‘Bheeshma’ movie review: A reasonably fun outing from Nithiin and Rashmika Mandanna

Director Venky Kudumula sidesteps the pitfalls of age-old tropes with a dash of humour

February 21, 2020 03:23 pm | Updated 03:38 pm IST

Rashmika and Nithiin in a scene from the film

Rashmika and Nithiin in a scene from the film

Showing the plight of farmers and how a good-hearted hero saves them and their land is an overused trope in mainstream cinema. But imagine looking at it in the context of a hero who you can’t take too seriously. Wherever he is, there’s bound to be trouble. If at all there’s something the hero is seriously working at, it’s in trying to change his singleton status.

Director Venky Kudumula places such a character in the centre of a farming war. The result is a partly farcical comedy that’s at times deliberately frustrating and at other times, lends itself to laugh aloud segments.

There are two Bheeshmas in the film — Nithiin and veteran Kannada actor Anant Nag. The former thinks his name is the reason behind his jinx in romance and his desperation shows whenever he spots an attractive woman. The latter is sworn to bachelorhood and helms Bheeshma Organics, a company through which he encourages natural farming that’s beneficial for both the soil and people.

It’s anyone’s guess that destiny will bring the two Bheeshmas together and the farmers will be in safe hands. But to begin with, the two Bheeshmas seem like two ends of a spectrum. The young bachelor is an irritant not only to women, but also to men. Ask Vennela Kishore. It’s a hilarious track all through the film where Nithiin’s actions spell doom for Kishore, who is a gold medal winning post graduate in agriculture but is reduced to being a chauffeur.

Bheeshma comes at a time when Nithiin, who has often been questioned about his single status, is finally getting hitched. On screen, he does a good job of letting his character’s frustrations show. It feels so apt when Kishore calls him a ‘despo’ at one point. Nithiin’s character is unlucky in love but immensely lucky otherwise; big things just happen to him as a result of being at the right place at the right time.

The comedy woven around him ranges from lines that look like they’ve been picked from banal WhatsApp forwards (Raghubabu and Kishore shut their ears in a scene where Nithiin reels off rhyming lines, soon after an action scene) to some comedy-of-errors, especially the one involving Nithiin and police officer Sampath Raj.
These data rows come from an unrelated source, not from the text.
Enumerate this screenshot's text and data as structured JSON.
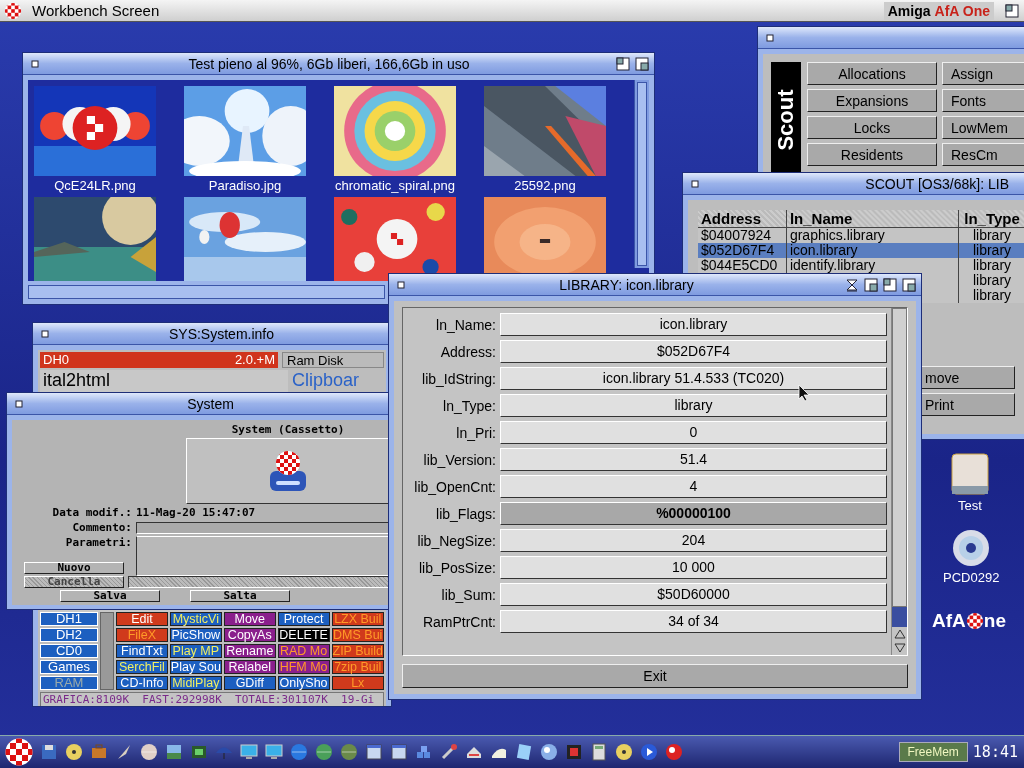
{
  "screen_bar": {
    "title": "Workbench Screen",
    "brand": "Amiga",
    "brand_accent": "AfA One"
  },
  "drawer_window": {
    "title": "Test  pieno al 96%, 6Gb liberi, 166,6Gb in uso",
    "icons": [
      {
        "kind": "picture",
        "label": "QcE24LR.png"
      },
      {
        "kind": "picture",
        "label": "Paradiso.jpg"
      },
      {
        "kind": "picture",
        "label": "chromatic_spiral.png"
      },
      {
        "kind": "picture",
        "label": "25592.png"
      },
      {
        "kind": "picture"
      },
      {
        "kind": "picture"
      },
      {
        "kind": "picture"
      },
      {
        "kind": "picture"
      }
    ]
  },
  "scout_window": {
    "side_label": "Scout",
    "buttons": [
      "Allocations",
      "Assign",
      "Expansions",
      "Fonts",
      "Locks",
      "LowMem",
      "Residents",
      "ResCm"
    ]
  },
  "scout_list_window": {
    "title": "SCOUT [OS3/68k]: LIB",
    "columns": [
      "Address",
      "ln_Name",
      "ln_Type"
    ],
    "rows": [
      {
        "address": "$04007924",
        "name": "graphics.library",
        "type": "library",
        "selected": false
      },
      {
        "address": "$052D67F4",
        "name": "icon.library",
        "type": "library",
        "selected": true
      },
      {
        "address": "$044E5CD0",
        "name": "identify.library",
        "type": "library",
        "selected": false
      },
      {
        "type": "library",
        "selected": false
      },
      {
        "type": "library",
        "selected": false
      }
    ],
    "buttons": [
      "move",
      "Print"
    ]
  },
  "sysinfo_window": {
    "title": "SYS:System.info",
    "device": {
      "name": "DH0",
      "info": "2.0.+M"
    },
    "volume": "Ram Disk",
    "list_item": "ital2html",
    "volume_item": "Clipboar",
    "devices": [
      {
        "label": "DH1",
        "disabled": false
      },
      {
        "label": "DH2",
        "disabled": false
      },
      {
        "label": "CD0",
        "disabled": false
      },
      {
        "label": "Games",
        "disabled": false
      },
      {
        "label": "RAM",
        "disabled": true
      }
    ],
    "buttons": [
      {
        "label": "Edit",
        "color": "#d03a1c",
        "kind": "white"
      },
      {
        "label": "MysticVi",
        "color": "#1c5fc0",
        "kind": "yellow"
      },
      {
        "label": "Move",
        "color": "#8a1f8c",
        "kind": "white"
      },
      {
        "label": "Protect",
        "color": "#1c5fc0",
        "kind": "white"
      },
      {
        "label": "LZX Buil",
        "color": "#d03a1c",
        "kind": "orange"
      },
      {
        "label": "FileX",
        "color": "#d03a1c",
        "kind": "orange"
      },
      {
        "label": "PicShow",
        "color": "#1c5fc0",
        "kind": "white"
      },
      {
        "label": "CopyAs",
        "color": "#8a1f8c",
        "kind": "white"
      },
      {
        "label": "DELETE",
        "color": "#000000",
        "kind": "white"
      },
      {
        "label": "DMS Bui",
        "color": "#d03a1c",
        "kind": "orange"
      },
      {
        "label": "FindTxt",
        "color": "#1c5fc0",
        "kind": "white"
      },
      {
        "label": "Play MP",
        "color": "#1c5fc0",
        "kind": "yellow"
      },
      {
        "label": "Rename",
        "color": "#8a1f8c",
        "kind": "white"
      },
      {
        "label": "RAD Mo",
        "color": "#8a1f8c",
        "kind": "orange"
      },
      {
        "label": "ZIP Build",
        "color": "#d03a1c",
        "kind": "orange"
      },
      {
        "label": "SerchFil",
        "color": "#1c5fc0",
        "kind": "yellow"
      },
      {
        "label": "Play Sou",
        "color": "#1c5fc0",
        "kind": "white"
      },
      {
        "label": "Relabel",
        "color": "#8a1f8c",
        "kind": "white"
      },
      {
        "label": "HFM Mo",
        "color": "#8a1f8c",
        "kind": "orange"
      },
      {
        "label": "7zip Buil",
        "color": "#d03a1c",
        "kind": "orange"
      },
      {
        "label": "CD-Info",
        "color": "#1c5fc0",
        "kind": "white"
      },
      {
        "label": "MidiPlay",
        "color": "#1c5fc0",
        "kind": "yellow"
      },
      {
        "label": "GDiff",
        "color": "#1c5fc0",
        "kind": "white"
      },
      {
        "label": "OnlySho",
        "color": "#1c5fc0",
        "kind": "white"
      },
      {
        "label": "Lx",
        "color": "#d03a1c",
        "kind": "orange"
      }
    ],
    "status": "GRAFICA:8109K  FAST:292998K  TOTALE:301107K  19-Gi"
  },
  "system_window": {
    "title": "System",
    "icon_caption": "System (Cassetto)",
    "date_label": "Data modif.:",
    "date_value": "11-Mag-20 15:47:07",
    "comment_label": "Commento:",
    "params_label": "Parametri:",
    "buttons": [
      {
        "label": "Nuovo",
        "disabled": false
      },
      {
        "label": "Cancella",
        "disabled": true
      }
    ],
    "footer_buttons": [
      "Salva",
      "Salta"
    ]
  },
  "library_window": {
    "title": "LIBRARY: icon.library",
    "fields": [
      {
        "label": "ln_Name:",
        "value": "icon.library",
        "selected": false
      },
      {
        "label": "Address:",
        "value": "$052D67F4",
        "selected": false
      },
      {
        "label": "lib_IdString:",
        "value": "icon.library 51.4.533 (TC020)",
        "selected": false
      },
      {
        "label": "ln_Type:",
        "value": "library",
        "selected": false
      },
      {
        "label": "ln_Pri:",
        "value": "0",
        "selected": false
      },
      {
        "label": "lib_Version:",
        "value": "51.4",
        "selected": false
      },
      {
        "label": "lib_OpenCnt:",
        "value": "4",
        "selected": false
      },
      {
        "label": "lib_Flags:",
        "value": "%00000100",
        "selected": true
      },
      {
        "label": "lib_NegSize:",
        "value": "204",
        "selected": false
      },
      {
        "label": "lib_PosSize:",
        "value": "10 000",
        "selected": false
      },
      {
        "label": "lib_Sum:",
        "value": "$50D60000",
        "selected": false
      },
      {
        "label": "RamPtrCnt:",
        "value": "34 of 34",
        "selected": false
      }
    ],
    "exit": "Exit"
  },
  "desktop_icons": [
    {
      "label": "Test",
      "kind": "drive"
    },
    {
      "label": "PCD0292",
      "kind": "cd"
    }
  ],
  "logo": {
    "before": "AfA",
    "after": "ne"
  },
  "taskbar": {
    "gauge": "FreeMem",
    "clock": "18:41"
  }
}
Other than Anant Nag and his arch rival Raghavan (Jisshu Sengupta), who wants to implement a new method of exploitative chemical farming, no other character demands to be taken seriously. There are fun situations involving almost every supporting character, including Sampath Raj who is introduced as the fierce cop. The portion where Nithiin confronts his parents following a big pre-interval development is hilarious.

Rashmika Mandanna as Chaitra gets a role that requires her to be a little more than cute and charming. Her character gets better as it progresses. She does a fine job of portraying the naivete required of her in some portions and then looks every bit the young woman who’s sure of what she wants.

Venky Kudumula ties up the different threads to the story well. Even a regular hero introduction scene has its relevance in the story, as revealed later. Casting Anant Nag and Jisshu Sengupta for those pivotal parts, which the two actors perform earnestly, also work in favour of the film.

Bheeshma is not the smartest film around but is reasonably entertaining. Like the hero says, “haasam” — not awesome but there’s haasyam (humour), even if not all of it is politically correct.

Top News Today

Sign in to unlock member-only benefits!
  • Access 10 free stories every month
  • Save stories to read later
  • Access to comment on every story
  • Sign-up/manage your newsletter subscriptions with a single click
  • Get notified by email for early access to discounts & offers on our products
Sign in


Comments have to be in English, and in full sentences. They cannot be abusive or personal. Please abide by our community guidelines for posting your comments.

We have migrated to a new commenting platform. If you are already a registered user of The Hindu and logged in, you may continue to engage with our articles. If you do not have an account please register and login to post comments. Users can access their older comments by logging into their accounts on Vuukle.